[Opening Data extracts section]

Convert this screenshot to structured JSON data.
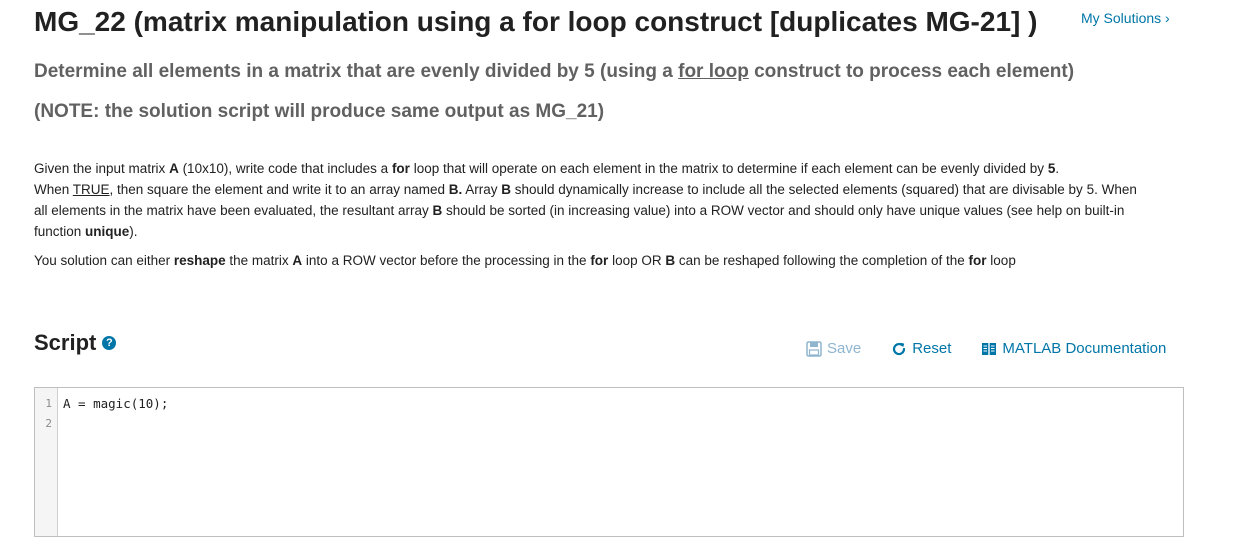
{
  "header": {
    "title": "MG_22 (matrix manipulation using a for loop construct [duplicates MG-21] )",
    "my_solutions": "My Solutions ›"
  },
  "subtitle1": {
    "before": "Determine all elements in a matrix that are evenly divided by 5 (using a ",
    "link": "for loop",
    "after": " construct to process each element)"
  },
  "subtitle2": "(NOTE: the solution script will produce same output as MG_21)",
  "description": {
    "p1": [
      "Given the input matrix ",
      "A",
      "  (10x10), write code that includes a ",
      "for",
      " loop that will operate on each element in the matrix to determine if each element can be evenly divided by ",
      "5",
      ".",
      "When ",
      "TRUE",
      ", then square the element and write it to an array named ",
      "B.",
      "   Array ",
      "B",
      " should dynamically increase to include all the selected elements (squared) that are divisable by 5.   When all elements in the matrix have been evaluated, the resultant array ",
      "B",
      " should be sorted (in increasing value) into a ROW vector and should only have unique values  (see help on built-in function ",
      "unique",
      ")."
    ],
    "p2": [
      "You solution can either ",
      "reshape",
      " the matrix ",
      "A",
      " into a ROW vector before the processing in the ",
      "for",
      " loop OR ",
      "B",
      " can be reshaped following the completion of the ",
      "for",
      " loop"
    ]
  },
  "script": {
    "heading": "Script",
    "help_glyph": "?",
    "save_label": "Save",
    "reset_label": "Reset",
    "doc_label": "MATLAB Documentation"
  },
  "editor": {
    "lines": [
      "A = magic(10);",
      ""
    ],
    "line_numbers": [
      "1",
      "2"
    ]
  },
  "colors": {
    "link": "#0076a8",
    "save_disabled": "#8fb5cf",
    "subtitle": "#616161"
  },
  "icons": {
    "save": "floppy-disk-icon",
    "reset": "refresh-icon",
    "doc": "book-icon",
    "help": "question-circle-icon",
    "chevron": "chevron-right-icon"
  }
}
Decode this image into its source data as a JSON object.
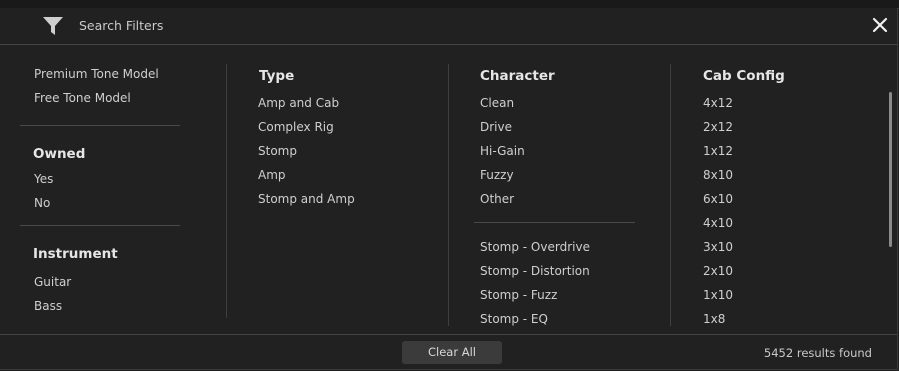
{
  "header": {
    "title": "Search Filters"
  },
  "icons": {
    "filter": "funnel-icon",
    "close": "close-x-icon"
  },
  "left": {
    "tone_models": [
      "Premium Tone Model",
      "Free Tone Model"
    ],
    "owned": {
      "heading": "Owned",
      "items": [
        "Yes",
        "No"
      ]
    },
    "instrument": {
      "heading": "Instrument",
      "items": [
        "Guitar",
        "Bass"
      ]
    }
  },
  "type": {
    "heading": "Type",
    "items": [
      "Amp and Cab",
      "Complex Rig",
      "Stomp",
      "Amp",
      "Stomp and Amp"
    ]
  },
  "character": {
    "heading": "Character",
    "items": [
      "Clean",
      "Drive",
      "Hi-Gain",
      "Fuzzy",
      "Other"
    ],
    "stomp_items": [
      "Stomp - Overdrive",
      "Stomp - Distortion",
      "Stomp - Fuzz",
      "Stomp - EQ"
    ]
  },
  "cab_config": {
    "heading": "Cab Config",
    "items": [
      "4x12",
      "2x12",
      "1x12",
      "8x10",
      "6x10",
      "4x10",
      "3x10",
      "2x10",
      "1x10",
      "1x8"
    ]
  },
  "footer": {
    "clear_all": "Clear All",
    "results": "5452 results found"
  },
  "colors": {
    "background": "#212121",
    "text": "#cfcfcf",
    "heading": "#e6e6e6",
    "separator": "#4a4a4a",
    "button": "#3b3b3b"
  }
}
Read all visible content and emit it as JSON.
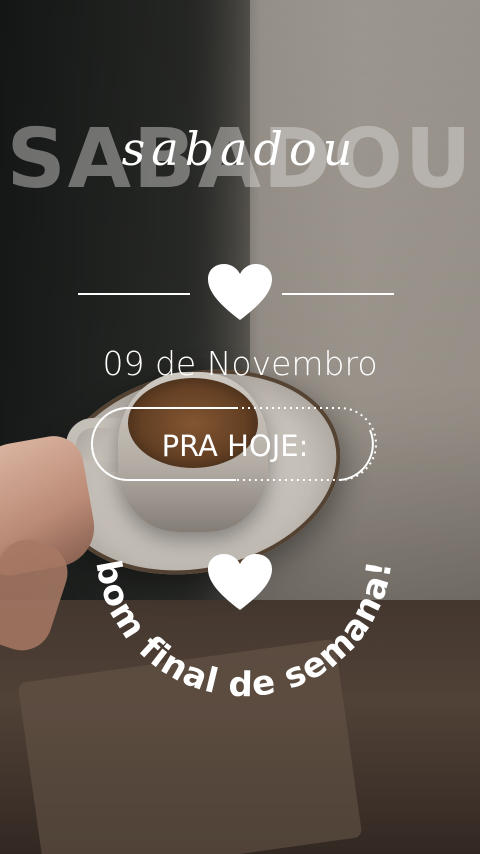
{
  "headline": {
    "background_word": "SABADOU",
    "script_word": "sabadou"
  },
  "date_text": "09 de Novembro",
  "label_pill": "PRA HOJE:",
  "arc_message": "bom final de semana!",
  "icons": {
    "top": "heart-icon",
    "center": "heart-icon"
  },
  "colors": {
    "text": "#ffffff",
    "ghost_text": "#dcdad6"
  }
}
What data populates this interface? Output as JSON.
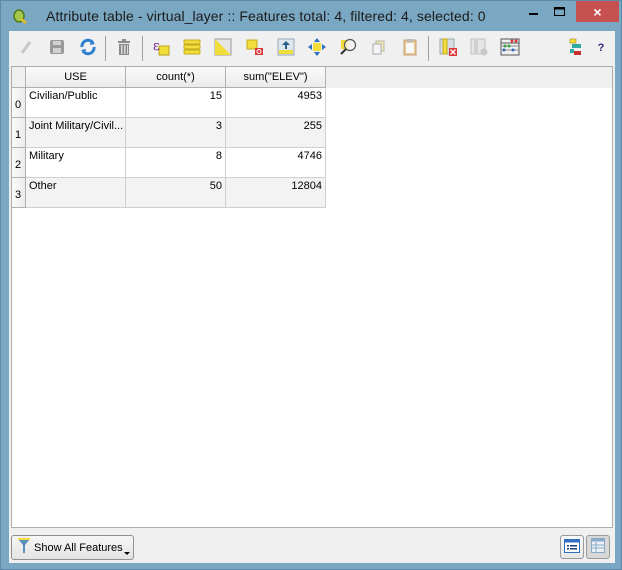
{
  "window": {
    "title": "Attribute table - virtual_layer :: Features total: 4, filtered: 4, selected: 0",
    "controls": {
      "minimize": "–",
      "maximize": "☐",
      "close": "×"
    }
  },
  "toolbar": {
    "items": [
      {
        "name": "toggle-editing",
        "icon": "pencil-icon",
        "enabled": false
      },
      {
        "name": "save-edits",
        "icon": "save-icon",
        "enabled": false
      },
      {
        "name": "reload",
        "icon": "refresh-icon",
        "enabled": true
      },
      {
        "name": "delete-selected",
        "icon": "trash-icon",
        "enabled": false
      },
      {
        "name": "select-by-expression",
        "icon": "expression-select-icon",
        "enabled": true
      },
      {
        "name": "select-all",
        "icon": "select-all-icon",
        "enabled": true
      },
      {
        "name": "invert-selection",
        "icon": "invert-selection-icon",
        "enabled": true
      },
      {
        "name": "deselect-all",
        "icon": "deselect-icon",
        "enabled": true
      },
      {
        "name": "move-selection-to-top",
        "icon": "move-to-top-icon",
        "enabled": true
      },
      {
        "name": "pan-to-selected",
        "icon": "pan-icon",
        "enabled": true
      },
      {
        "name": "zoom-to-selected",
        "icon": "zoom-map-icon",
        "enabled": true
      },
      {
        "name": "copy-selected",
        "icon": "copy-icon",
        "enabled": false
      },
      {
        "name": "paste-features",
        "icon": "paste-icon",
        "enabled": false
      },
      {
        "name": "delete-column",
        "icon": "delete-column-icon",
        "enabled": false
      },
      {
        "name": "new-column",
        "icon": "new-column-icon",
        "enabled": false
      },
      {
        "name": "field-calculator",
        "icon": "abacus-icon",
        "enabled": true
      },
      {
        "name": "conditional-formatting",
        "icon": "conditional-format-icon",
        "enabled": true
      },
      {
        "name": "help",
        "icon": "help-icon",
        "label": "?",
        "enabled": true
      }
    ]
  },
  "table": {
    "columns": [
      "USE",
      "count(*)",
      "sum(\"ELEV\")"
    ],
    "rows": [
      {
        "index": "0",
        "cells": [
          "Civilian/Public",
          "15",
          "4953"
        ]
      },
      {
        "index": "1",
        "cells": [
          "Joint Military/Civil...",
          "3",
          "255"
        ]
      },
      {
        "index": "2",
        "cells": [
          "Military",
          "8",
          "4746"
        ]
      },
      {
        "index": "3",
        "cells": [
          "Other",
          "50",
          "12804"
        ]
      }
    ]
  },
  "footer": {
    "filter_label": "Show All Features",
    "form_view": "form-view",
    "table_view": "table-view"
  }
}
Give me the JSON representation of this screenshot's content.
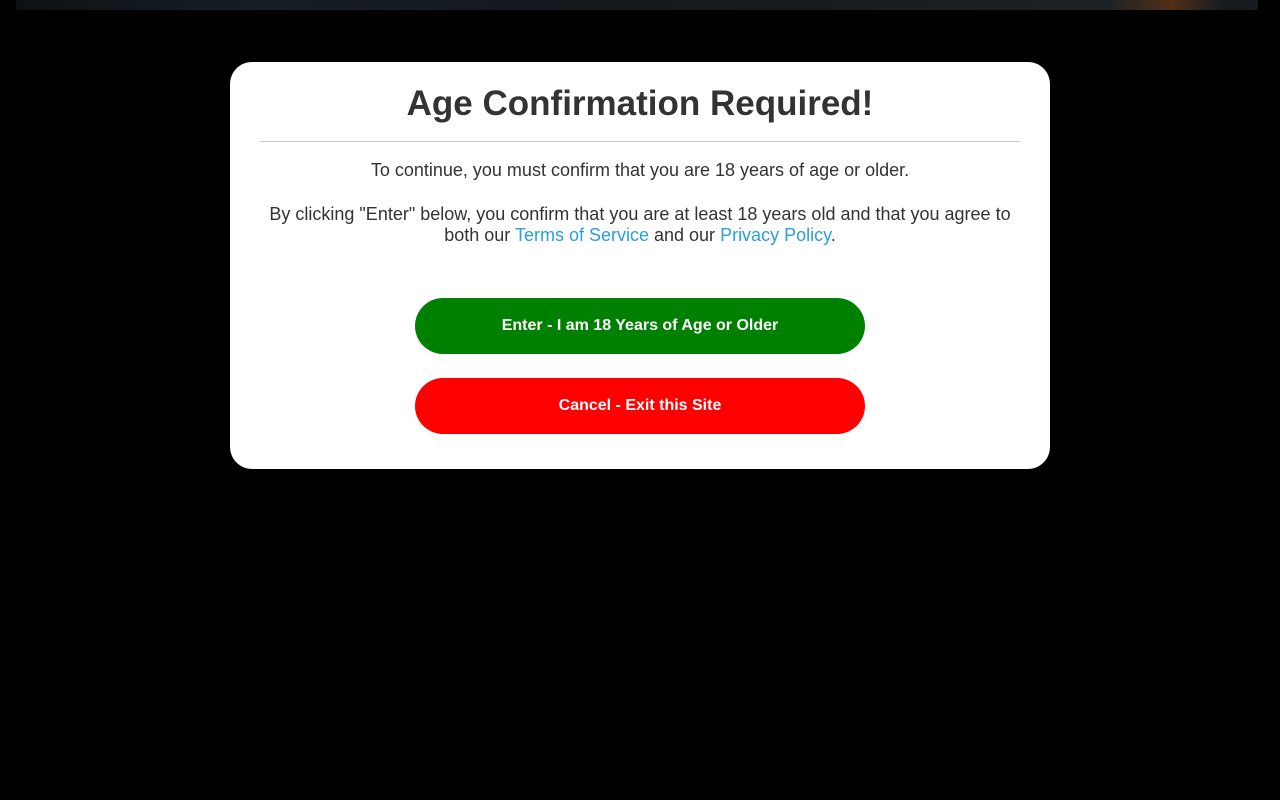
{
  "modal": {
    "title": "Age Confirmation Required!",
    "line1": "To continue, you must confirm that you are 18 years of age or older.",
    "line2_prefix": "By clicking \"Enter\" below, you confirm that you are at least 18 years old and that you agree to both our ",
    "terms_link": "Terms of Service",
    "line2_mid": " and our ",
    "privacy_link": "Privacy Policy",
    "line2_suffix": ".",
    "enter_label": "Enter - I am 18 Years of Age or Older",
    "cancel_label": "Cancel - Exit this Site"
  },
  "colors": {
    "enter": "#008000",
    "cancel": "#ff0000",
    "link": "#2a9fd8",
    "text": "#333333",
    "backdrop": "#000000"
  }
}
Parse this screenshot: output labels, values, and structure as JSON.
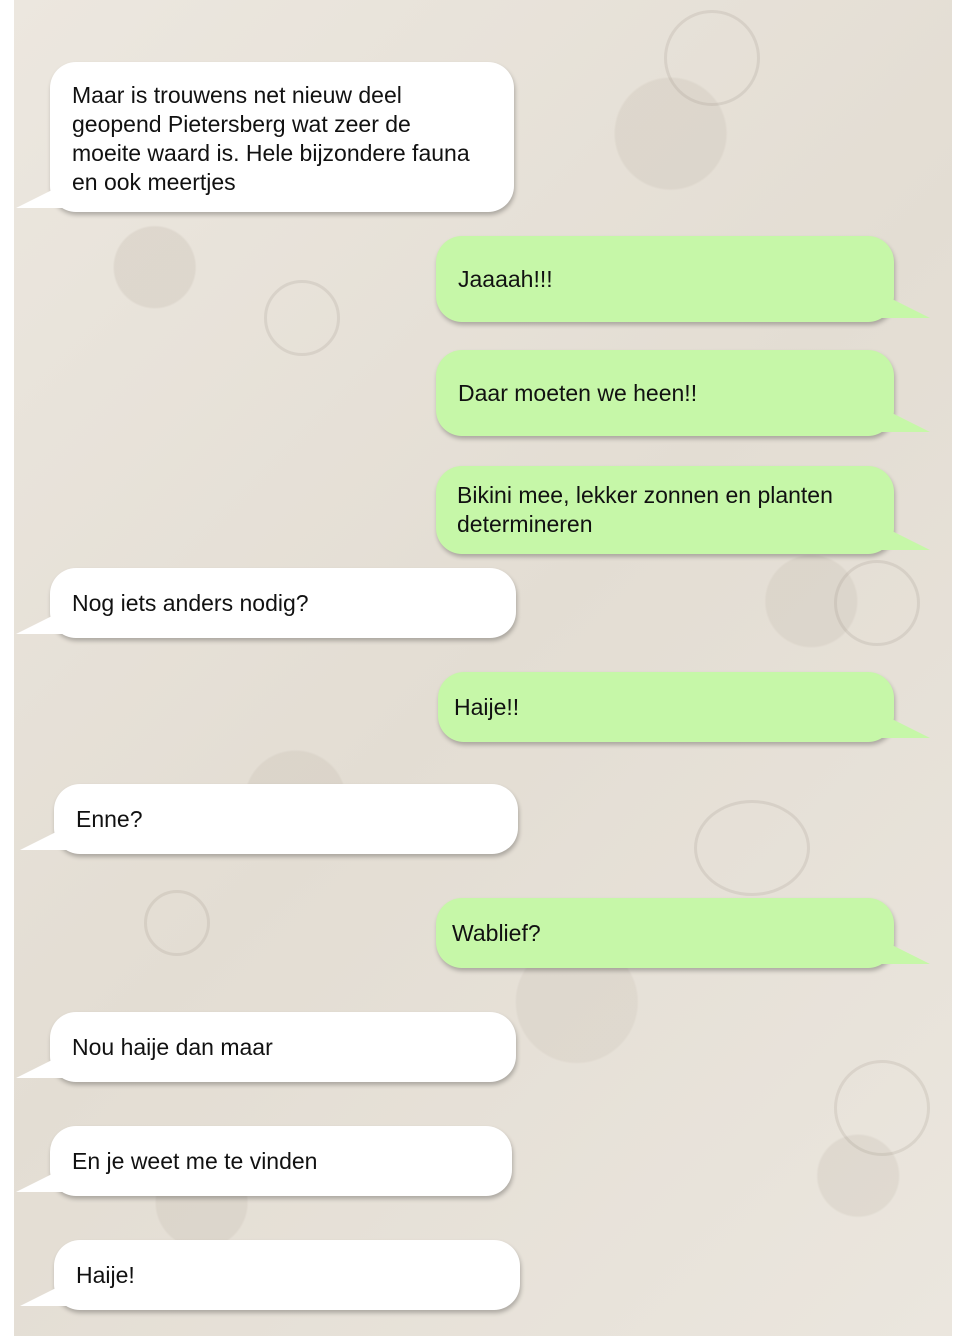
{
  "messages": [
    {
      "from": "them",
      "lines": [
        "Maar is trouwens net nieuw deel",
        "geopend Pietersberg wat zeer de",
        "moeite waard is. Hele bijzondere fauna",
        " en ook meertjes"
      ]
    },
    {
      "from": "me",
      "lines": [
        "Jaaaah!!!"
      ]
    },
    {
      "from": "me",
      "lines": [
        "Daar moeten we heen!!"
      ]
    },
    {
      "from": "me",
      "lines": [
        "Bikini mee, lekker zonnen en planten",
        "determineren"
      ]
    },
    {
      "from": "them",
      "lines": [
        "Nog iets anders nodig?"
      ]
    },
    {
      "from": "me",
      "lines": [
        "Haije!!"
      ]
    },
    {
      "from": "them",
      "lines": [
        "Enne?"
      ]
    },
    {
      "from": "me",
      "lines": [
        "Wablief?"
      ]
    },
    {
      "from": "them",
      "lines": [
        "Nou haije dan maar"
      ]
    },
    {
      "from": "them",
      "lines": [
        "En je weet me te vinden"
      ]
    },
    {
      "from": "them",
      "lines": [
        "Haije!"
      ]
    }
  ],
  "colors": {
    "incoming_bubble": "#ffffff",
    "outgoing_bubble": "#c6f7a8",
    "background": "#e9e4dc"
  }
}
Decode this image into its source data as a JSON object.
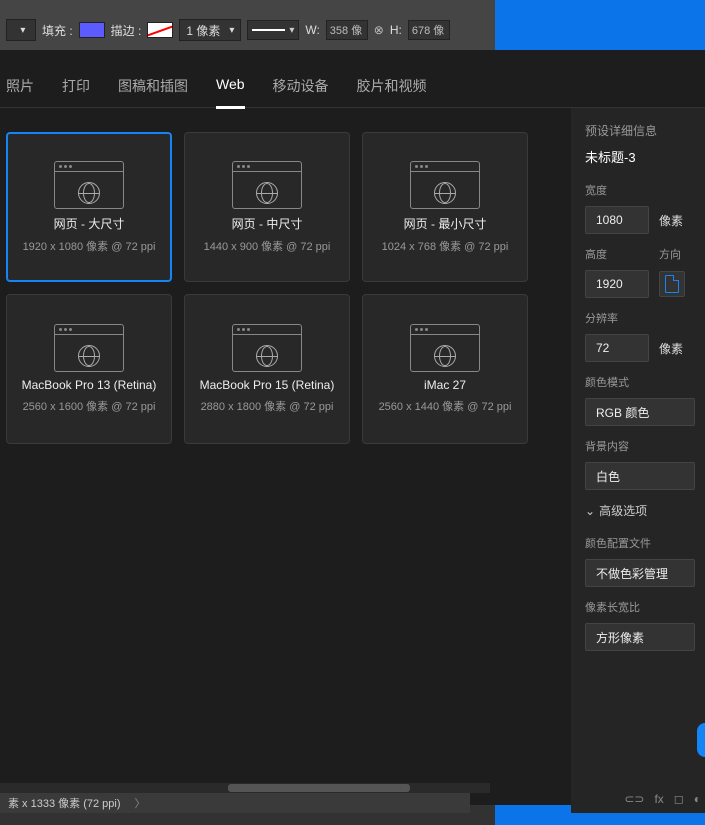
{
  "options_bar": {
    "fill_label": "填充 :",
    "stroke_label": "描边 :",
    "px_value": "1 像素",
    "w_label": "W:",
    "w_value": "358 像",
    "h_label": "H:",
    "h_value": "678 像"
  },
  "tabs": [
    "照片",
    "打印",
    "图稿和插图",
    "Web",
    "移动设备",
    "胶片和视频"
  ],
  "active_tab": 3,
  "presets": [
    {
      "name": "网页 - 大尺寸",
      "detail": "1920 x 1080 像素 @ 72 ppi",
      "selected": true
    },
    {
      "name": "网页 - 中尺寸",
      "detail": "1440 x 900 像素 @ 72 ppi",
      "selected": false
    },
    {
      "name": "网页 - 最小尺寸",
      "detail": "1024 x 768 像素 @ 72 ppi",
      "selected": false
    },
    {
      "name": "MacBook Pro 13 (Retina)",
      "detail": "2560 x 1600 像素 @ 72 ppi",
      "selected": false
    },
    {
      "name": "MacBook Pro 15 (Retina)",
      "detail": "2880 x 1800 像素 @ 72 ppi",
      "selected": false
    },
    {
      "name": "iMac 27",
      "detail": "2560 x 1440 像素 @ 72 ppi",
      "selected": false
    }
  ],
  "details": {
    "title": "预设详细信息",
    "doc_name": "未标题-3",
    "width_label": "宽度",
    "width_value": "1080",
    "unit": "像素",
    "height_label": "高度",
    "height_value": "1920",
    "orientation_label": "方向",
    "resolution_label": "分辨率",
    "resolution_value": "72",
    "resolution_unit": "像素",
    "color_mode_label": "颜色模式",
    "color_mode_value": "RGB 颜色",
    "background_label": "背景内容",
    "background_value": "白色",
    "advanced_label": "高级选项",
    "color_profile_label": "颜色配置文件",
    "color_profile_value": "不做色彩管理",
    "pixel_ratio_label": "像素长宽比",
    "pixel_ratio_value": "方形像素"
  },
  "status": "素 x 1333 像素 (72 ppi)"
}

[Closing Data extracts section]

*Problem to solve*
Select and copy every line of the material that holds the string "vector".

*Response to the task*
      " should be sorted (in increasing value) into a ROW vector and should only have unique values  (see help on built-in function ",
      " into a ROW vector before the processing in the ",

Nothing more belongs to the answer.